I recently discussed the growing trend of decanting Champagne – even the vintage, expensive stuff! (see The Benefits of Decanting Champagne! Cellarit Blog, 24 August 2011). And as a regular reader of The Wine Front reviews by Campbell Mattinson and Gary Walsh, I’ve noticed that they often come back to a wine a day or two after first opening it. In Mattinson’s review of the Moss Wood Ribbon Vale Cabernet Merlot 2004, for example, he commented that: “The longer it sat in the glass, the juicier and lengthier it became – and it drank better on day two.” (Wine of the Week: Moss Wood Ribbon Vale Cabernet Merlot 2004, Cellarit Blog, 25 August 2011).
Hard to believe then that the jury is still out on the value of decanting wine!
In fact, oenologist and Burgundy specialist Professor Emil Peynaud is completely against the idea. He argues that prolonged exposure to oxygen actually diffuses and dissipates more aroma compounds than it stimulates. Better just to pour the wine from the bottle directly into a wine glass and swirl before drinking. (The Australian Wine Encyclopedia by James Halliday, 2009: Hardie Grant Books)
In the days before wine was bottled without filtering or fining, decanting was useful because it helped to separate the clear wine from the sediment at the bottom of the bottle. Today, sedimentation can still be an issue for older bottles, but if the wine is very fragile too much exposure to oxygen may cause it to fall apart.
Decanting can soften the tannins in young tannic wines like cabernet sauvigon and shiraz, but how it actually does this is also a matter for debate! Oxidation may just alter the perception of sulfites or other compounds in the wine, making the tannins seem softer.
In any event, serving red wine, in particular, at room temperature is a good idea whether you decide to decant the wine or not.
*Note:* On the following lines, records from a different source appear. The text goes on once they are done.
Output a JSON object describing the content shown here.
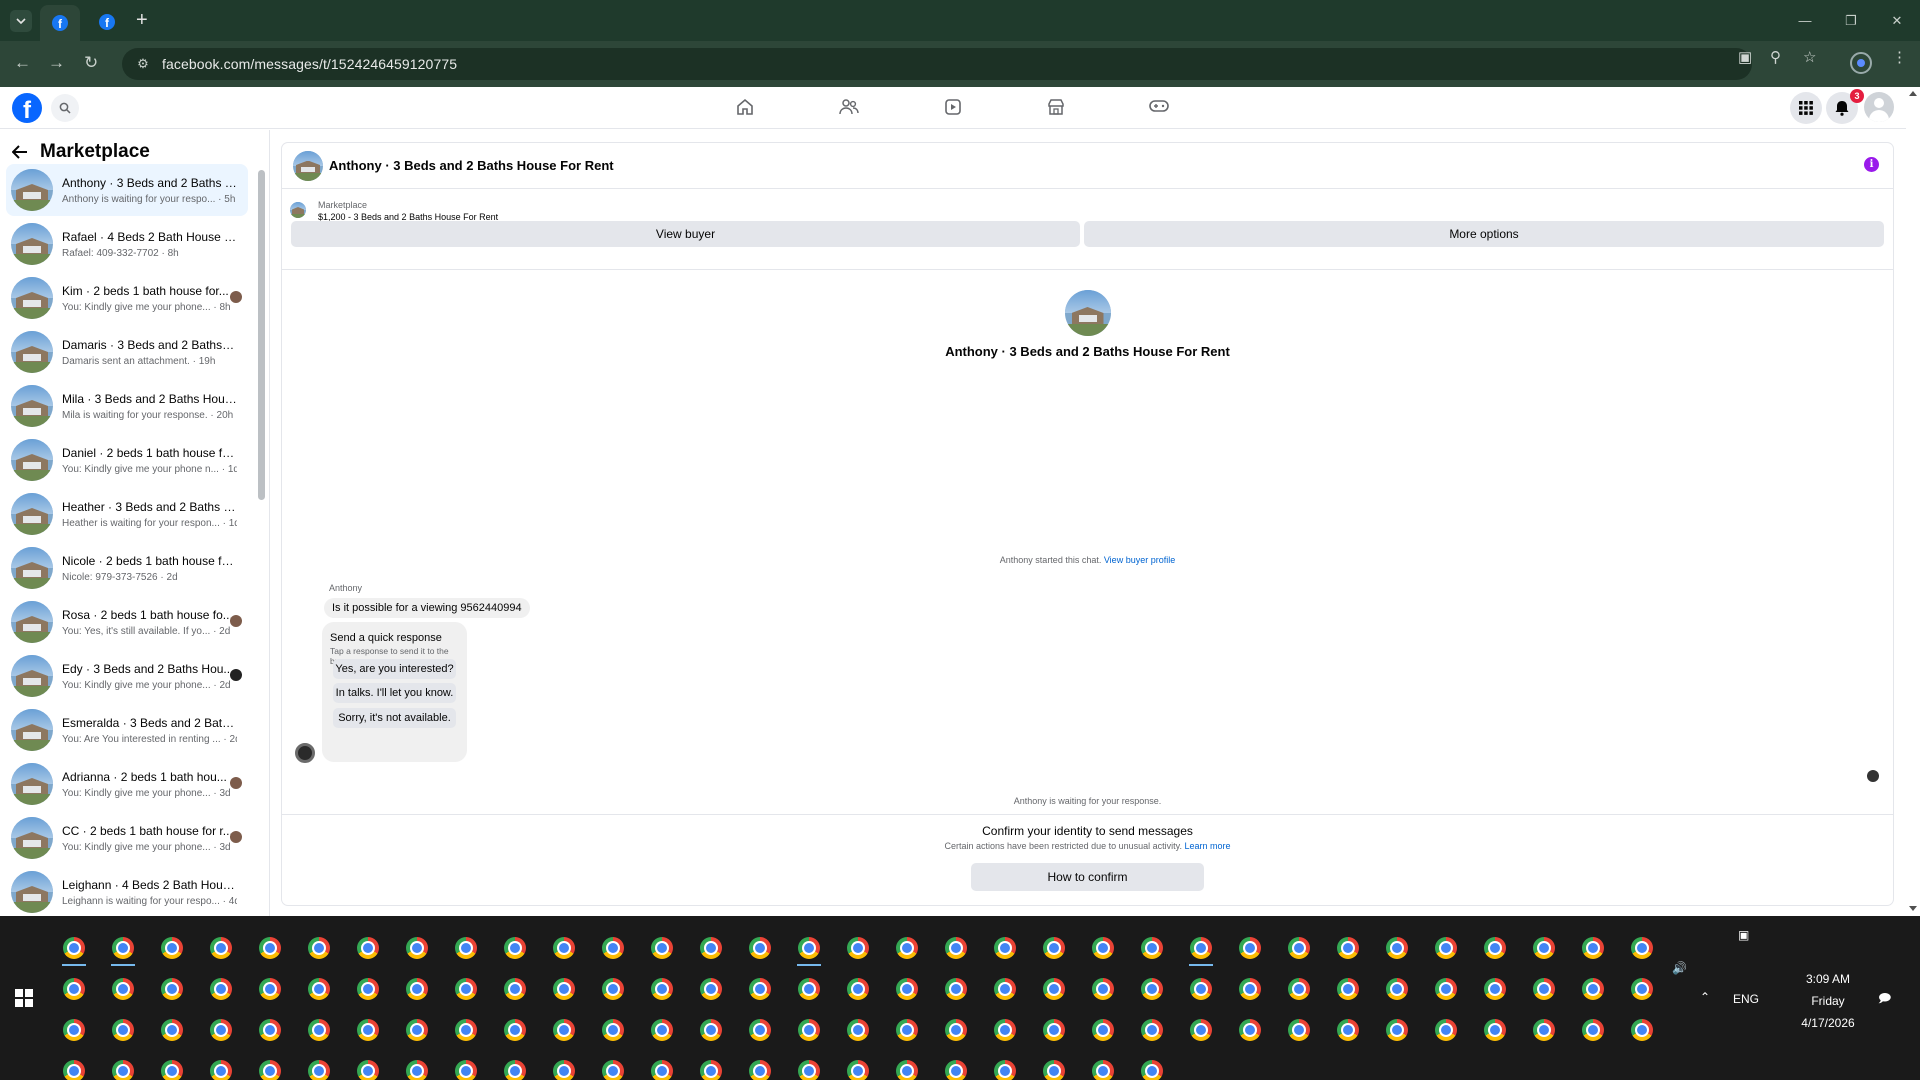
{
  "browser": {
    "url": "facebook.com/messages/t/1524246459120775",
    "new_tab": "+"
  },
  "header": {
    "notification_count": "3",
    "logo_letter": "f"
  },
  "sidebar": {
    "title": "Marketplace",
    "conversations": [
      {
        "title": "Anthony · 3 Beds and 2 Baths H...",
        "subtitle": "Anthony is waiting for your respo... · 5h",
        "selected": true
      },
      {
        "title": "Rafael · 4 Beds 2 Bath House Fo...",
        "subtitle": "Rafael: 409-332-7702 · 8h"
      },
      {
        "title": "Kim · 2 beds 1 bath house for...",
        "subtitle": "You: Kindly give me your phone... · 8h"
      },
      {
        "title": "Damaris · 3 Beds and 2 Baths H...",
        "subtitle": "Damaris sent an attachment. · 19h"
      },
      {
        "title": "Mila · 3 Beds and 2 Baths Hous...",
        "subtitle": "Mila is waiting for your response. · 20h"
      },
      {
        "title": "Daniel · 2 beds 1 bath house for...",
        "subtitle": "You: Kindly give me your phone n... · 1d"
      },
      {
        "title": "Heather · 3 Beds and 2 Baths H...",
        "subtitle": "Heather is waiting for your respon... · 1d"
      },
      {
        "title": "Nicole · 2 beds 1 bath house for...",
        "subtitle": "Nicole: 979-373-7526 · 2d"
      },
      {
        "title": "Rosa · 2 beds 1 bath house fo...",
        "subtitle": "You: Yes, it's still available. If yo... · 2d"
      },
      {
        "title": "Edy · 3 Beds and 2 Baths Hou...",
        "subtitle": "You: Kindly give me your phone... · 2d"
      },
      {
        "title": "Esmeralda · 3 Beds and 2 Baths ...",
        "subtitle": "You: Are You interested in renting ... · 2d"
      },
      {
        "title": "Adrianna · 2 beds 1 bath hou...",
        "subtitle": "You: Kindly give me your phone... · 3d"
      },
      {
        "title": "CC · 2 beds 1 bath house for r...",
        "subtitle": "You: Kindly give me your phone... · 3d"
      },
      {
        "title": "Leighann · 4 Beds 2 Bath House...",
        "subtitle": "Leighann is waiting for your respo... · 4d"
      }
    ]
  },
  "chat": {
    "title": "Anthony · 3 Beds and 2 Baths House For Rent",
    "marketplace_label": "Marketplace",
    "listing": "$1,200 - 3 Beds and 2 Baths House For Rent",
    "view_buyer": "View buyer",
    "more_options": "More options",
    "thread_title": "Anthony · 3 Beds and 2 Baths House For Rent",
    "started_text": "Anthony started this chat. ",
    "started_link": "View buyer profile",
    "sender": "Anthony",
    "message": "Is it possible for a viewing 9562440994",
    "quick_title": "Send a quick response",
    "quick_sub": "Tap a response to send it to the buyer.",
    "quick_replies": [
      "Yes, are you interested?",
      "In talks. I'll let you know.",
      "Sorry, it's not available."
    ],
    "waiting": "Anthony is waiting for your response.",
    "confirm_title": "Confirm your identity to send messages",
    "confirm_sub": "Certain actions have been restricted due to unusual activity. ",
    "learn_more": "Learn more",
    "how_to_confirm": "How to confirm"
  },
  "taskbar": {
    "lang": "ENG",
    "time": "3:09 AM",
    "day": "Friday",
    "date": "4/17/2026"
  },
  "colors": {
    "facebook_blue": "#0866ff",
    "link_blue": "#0064d1",
    "selected_row": "#ebf5ff",
    "chrome_frame": "#1f3a2c",
    "info_purple": "#9a1aeb"
  }
}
The warmer temperature tends to liberate the aroma molecules and may mask the perception of harsh tannins… [Read More]